Does a cat need a bath to be clean? Cats are known for being somewhat vain creatures. Their coat, nails, and face all get attention from their tongue and teeth, and cats can spend as much as half of their time grooming themselves. Teeth are used to care for nails or stubborn pieces of debris caught in their paws, and coats are cleaned with their tongue.
They even lick their paws to give their face a good washing. This is all ingrained behavior in a cat, meaning you don’t have to train them about anything having to do with hygiene. However, you may be wondering if it’s time to give your cat a more formal scrubbing with soap and water instead of all that saliva they’ve been using. Find out more about what happens when cats get wet.
Bath Time For Cat
You’ve probably noticed that your cat is not a huge fan of the water. This is for good reason too — cats aren’t the strongest of swimmers. While dogs may love to jump on into a big bubble bath, cats will not. But cats also don’t like water because it’s not really necessary for them. They’ve gotten used to keeping themselves clean through their own natural defenses.
When a cat licks themselves, it’s not like when you lick yourself. Their saliva is made to keep them clean by guarding against infection and replenishing and distributing the natural oil on their skin. The saliva also contains enzymes that can help heal wounds faster.
Cats and Baths
There is no cut and dry answer for this, but typically cats don’t really need baths. Short-haired cats may never need a bath in their whole life. The exact answer has much more to do with your particular cat. If your cat has long hair that’s prone to getting tangled, then they’ll probably need more general grooming and care. This may mean baths once every few months, or whenever you need them looking (and smelling) their best. As cats start to get older, they generally stop taking care of themselves too.

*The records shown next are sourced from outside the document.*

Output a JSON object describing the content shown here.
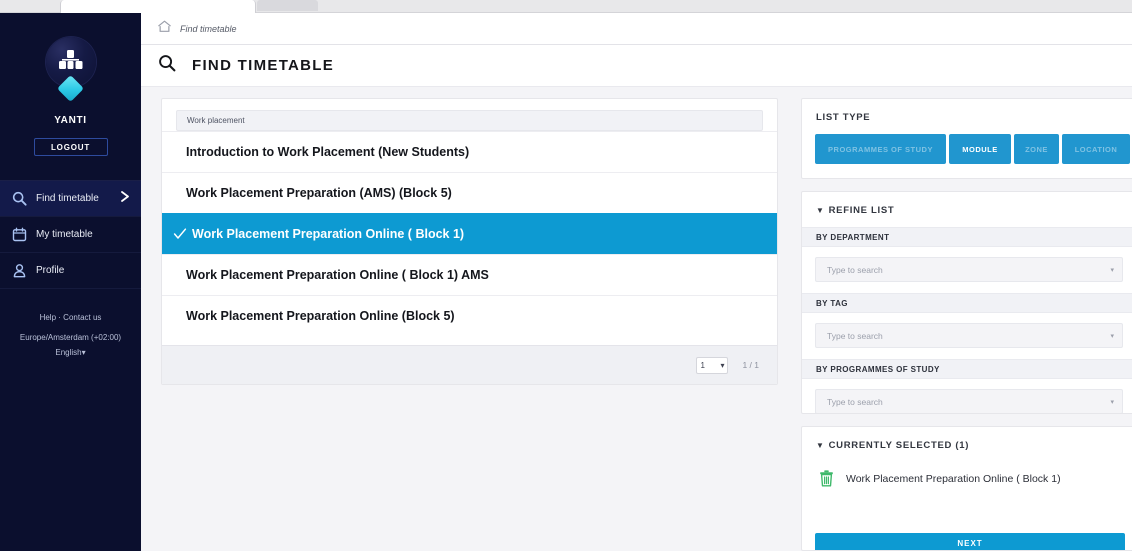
{
  "sidebar": {
    "avatar_icon": "org-hierarchy-icon",
    "user_name": "YANTI",
    "logout_label": "LOGOUT",
    "nav_items": [
      {
        "label": "Find timetable",
        "icon": "search-icon",
        "active": true
      },
      {
        "label": "My timetable",
        "icon": "calendar-icon",
        "active": false
      },
      {
        "label": "Profile",
        "icon": "user-icon",
        "active": false
      }
    ],
    "footer": {
      "help_label": "Help",
      "separator": "·",
      "contact_label": "Contact us",
      "timezone": "Europe/Amsterdam (+02:00)",
      "language": "English",
      "language_caret": "▾"
    }
  },
  "breadcrumb": {
    "home_icon": "home-icon",
    "text": "Find timetable"
  },
  "header": {
    "search_icon": "search-icon",
    "title": "FIND TIMETABLE"
  },
  "results": {
    "search_value": "Work placement",
    "search_placeholder": "Type to search",
    "rows": [
      {
        "label": "Introduction to Work Placement (New Students)",
        "selected": false
      },
      {
        "label": "Work Placement Preparation (AMS) (Block 5)",
        "selected": false
      },
      {
        "label": "Work Placement Preparation Online ( Block 1)",
        "selected": true
      },
      {
        "label": "Work Placement Preparation Online ( Block 1) AMS",
        "selected": false
      },
      {
        "label": "Work Placement Preparation Online (Block 5)",
        "selected": false
      }
    ],
    "pager": {
      "page_value": "1",
      "caret": "▾",
      "count_label": "1 / 1"
    }
  },
  "list_type": {
    "title": "LIST TYPE",
    "tabs": [
      {
        "label": "PROGRAMMES OF STUDY",
        "active": false
      },
      {
        "label": "MODULE",
        "active": true
      },
      {
        "label": "ZONE",
        "active": false
      },
      {
        "label": "LOCATION",
        "active": false
      }
    ]
  },
  "refine": {
    "caret": "▼",
    "title": "REFINE LIST",
    "filters": [
      {
        "label": "BY DEPARTMENT",
        "placeholder": "Type to search",
        "value": "",
        "arrow": "▾"
      },
      {
        "label": "BY TAG",
        "placeholder": "Type to search",
        "value": "",
        "arrow": "▾"
      },
      {
        "label": "BY PROGRAMMES OF STUDY",
        "placeholder": "Type to search",
        "value": "",
        "arrow": "▾"
      }
    ]
  },
  "currently_selected": {
    "caret": "▼",
    "title": "CURRENTLY SELECTED (1)",
    "items": [
      {
        "label": "Work Placement Preparation Online ( Block 1)",
        "delete_icon": "trash-icon"
      }
    ],
    "next_label": "NEXT"
  },
  "colors": {
    "sidebar_bg": "#0b0f2e",
    "accent_blue": "#0d9ad2",
    "tab_blue": "#2196cf",
    "trash_green": "#3fb96b",
    "page_bg": "#f4f4f7"
  }
}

This ultimately means that you’ll need to pick up the slack as they start to drop off. You should be doing this on a strictly as needed basis. If the skin starts to become flaky and dry, you’re definitely bathing them too much.
Tips for Better Baths
There’s no doubt that cats often become very upset when they feel as though they’re out of control. They may understand that you’re not trying to hurt them when they’re in the bath, but they may end up hurting you trying to get away from the water. Be as gentle as possible and use rubber gloves to minimize your chances of being hurt. You should also try to avoid running water over your cat’s face. Instead, use a washcloth on their ears and head, and circular motions to soap up their skin.
For more specific instructions about the best way to keep your cat looking their Sunday best, consider making an appointment with us.
Our staff at Palmdale Veterinary Hospital can tell you more about your cat’s health when it comes to his or her bathing routines!